**WORK TO COMPLETE**:
Since the pictures are not wanted, retype the listing below exactly and without them.

**WORKING DATA**:
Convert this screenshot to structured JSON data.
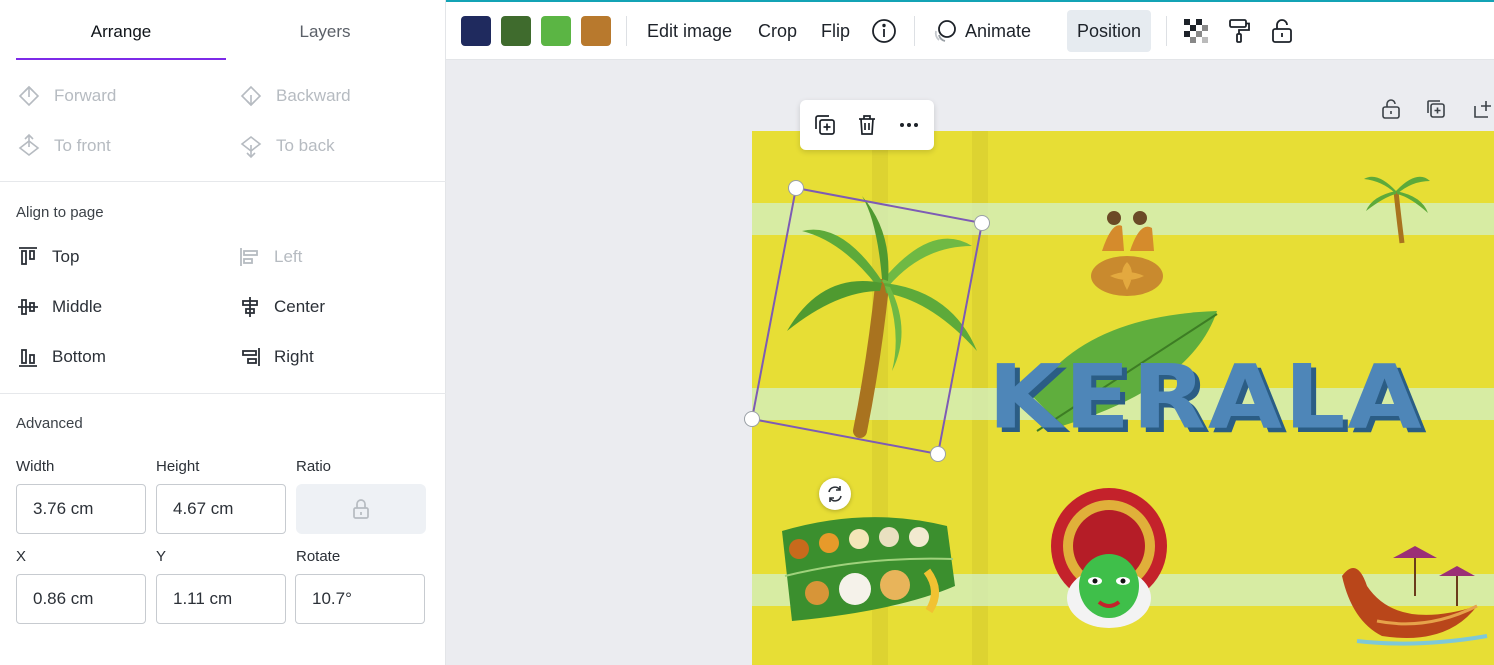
{
  "panel": {
    "tabs": [
      {
        "label": "Arrange"
      },
      {
        "label": "Layers"
      }
    ],
    "arrange": {
      "forward": "Forward",
      "backward": "Backward",
      "to_front": "To front",
      "to_back": "To back"
    },
    "align": {
      "title": "Align to page",
      "top": "Top",
      "left": "Left",
      "middle": "Middle",
      "center": "Center",
      "bottom": "Bottom",
      "right": "Right"
    },
    "advanced": {
      "title": "Advanced",
      "width_label": "Width",
      "width_value": "3.76 cm",
      "height_label": "Height",
      "height_value": "4.67 cm",
      "ratio_label": "Ratio",
      "x_label": "X",
      "x_value": "0.86 cm",
      "y_label": "Y",
      "y_value": "1.11 cm",
      "rotate_label": "Rotate",
      "rotate_value": "10.7°"
    }
  },
  "toolbar": {
    "swatches": [
      "#1f2a5e",
      "#3f6b2d",
      "#5bb544",
      "#b8792d"
    ],
    "edit_image": "Edit image",
    "crop": "Crop",
    "flip": "Flip",
    "animate": "Animate",
    "position": "Position",
    "icons": [
      "info-icon",
      "animate-icon",
      "transparency-icon",
      "paint-roller-icon",
      "lock-icon"
    ]
  },
  "canvas": {
    "title_text": "KERALA",
    "background": "#e7de35",
    "selection_color": "#7d5bb5"
  }
}
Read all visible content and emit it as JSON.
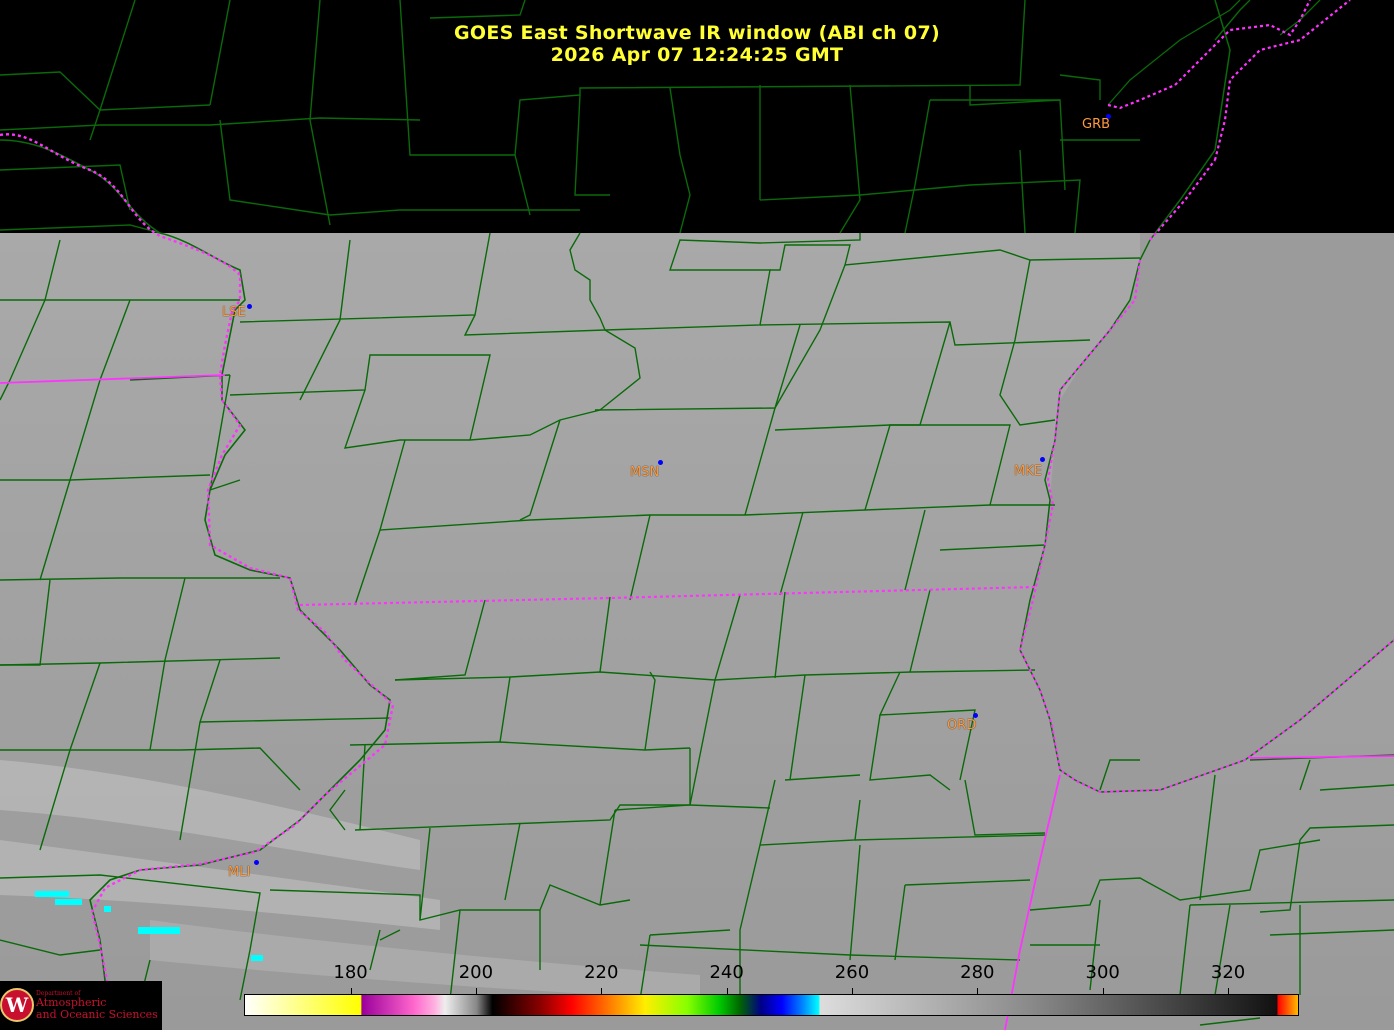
{
  "header": {
    "title_line1": "GOES East Shortwave IR window (ABI ch 07)",
    "title_line2": "2026 Apr 07  12:24:25 GMT"
  },
  "stations": [
    {
      "id": "grb",
      "label": "GRB"
    },
    {
      "id": "lse",
      "label": "LSE"
    },
    {
      "id": "msn",
      "label": "MSN"
    },
    {
      "id": "mke",
      "label": "MKE"
    },
    {
      "id": "ord",
      "label": "ORD"
    },
    {
      "id": "mli",
      "label": "MLI"
    }
  ],
  "colorbar": {
    "units": "",
    "ticks": [
      "180",
      "200",
      "220",
      "240",
      "260",
      "280",
      "300",
      "320"
    ],
    "tick_values": [
      180,
      200,
      220,
      240,
      260,
      280,
      300,
      320
    ],
    "range": [
      163,
      331
    ]
  },
  "logo": {
    "line1": "Department of",
    "line2": "Atmospheric",
    "line3": "and Oceanic Sciences",
    "emblem": "W"
  },
  "colors": {
    "title": "#ffff33",
    "county_lines": "#0a6a0a",
    "state_lines": "#ff33ff",
    "station_labels": "#ff9a3c",
    "station_dots": "#0000ff",
    "background_no_data": "#000000",
    "cloud_free_gray": "#a8a8a8",
    "lake_gray": "#9a9a9a"
  }
}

**WRITTEN RESPONSE**:
Convert this screenshot to structured JSON data.
{
  "panel": {
    "tabs": [
      {
        "label": "Arrange"
      },
      {
        "label": "Layers"
      }
    ],
    "arrange": {
      "forward": "Forward",
      "backward": "Backward",
      "to_front": "To front",
      "to_back": "To back"
    },
    "align": {
      "title": "Align to page",
      "top": "Top",
      "left": "Left",
      "middle": "Middle",
      "center": "Center",
      "bottom": "Bottom",
      "right": "Right"
    },
    "advanced": {
      "title": "Advanced",
      "width_label": "Width",
      "width_value": "3.76 cm",
      "height_label": "Height",
      "height_value": "4.67 cm",
      "ratio_label": "Ratio",
      "x_label": "X",
      "x_value": "0.86 cm",
      "y_label": "Y",
      "y_value": "1.11 cm",
      "rotate_label": "Rotate",
      "rotate_value": "10.7°"
    }
  },
  "toolbar": {
    "swatches": [
      "#1f2a5e",
      "#3f6b2d",
      "#5bb544",
      "#b8792d"
    ],
    "edit_image": "Edit image",
    "crop": "Crop",
    "flip": "Flip",
    "animate": "Animate",
    "position": "Position",
    "icons": [
      "info-icon",
      "animate-icon",
      "transparency-icon",
      "paint-roller-icon",
      "lock-icon"
    ]
  },
  "canvas": {
    "title_text": "KERALA",
    "background": "#e7de35",
    "selection_color": "#7d5bb5"
  }
}
Read all visible content and emit it as JSON.
{
  "header": {
    "title_line1": "GOES East Shortwave IR window (ABI ch 07)",
    "title_line2": "2026 Apr 07  12:24:25 GMT"
  },
  "stations": [
    {
      "id": "grb",
      "label": "GRB"
    },
    {
      "id": "lse",
      "label": "LSE"
    },
    {
      "id": "msn",
      "label": "MSN"
    },
    {
      "id": "mke",
      "label": "MKE"
    },
    {
      "id": "ord",
      "label": "ORD"
    },
    {
      "id": "mli",
      "label": "MLI"
    }
  ],
  "colorbar": {
    "units": "",
    "ticks": [
      "180",
      "200",
      "220",
      "240",
      "260",
      "280",
      "300",
      "320"
    ],
    "tick_values": [
      180,
      200,
      220,
      240,
      260,
      280,
      300,
      320
    ],
    "range": [
      163,
      331
    ]
  },
  "logo": {
    "line1": "Department of",
    "line2": "Atmospheric",
    "line3": "and Oceanic Sciences",
    "emblem": "W"
  },
  "colors": {
    "title": "#ffff33",
    "county_lines": "#0a6a0a",
    "state_lines": "#ff33ff",
    "station_labels": "#ff9a3c",
    "station_dots": "#0000ff",
    "background_no_data": "#000000",
    "cloud_free_gray": "#a8a8a8",
    "lake_gray": "#9a9a9a"
  }
}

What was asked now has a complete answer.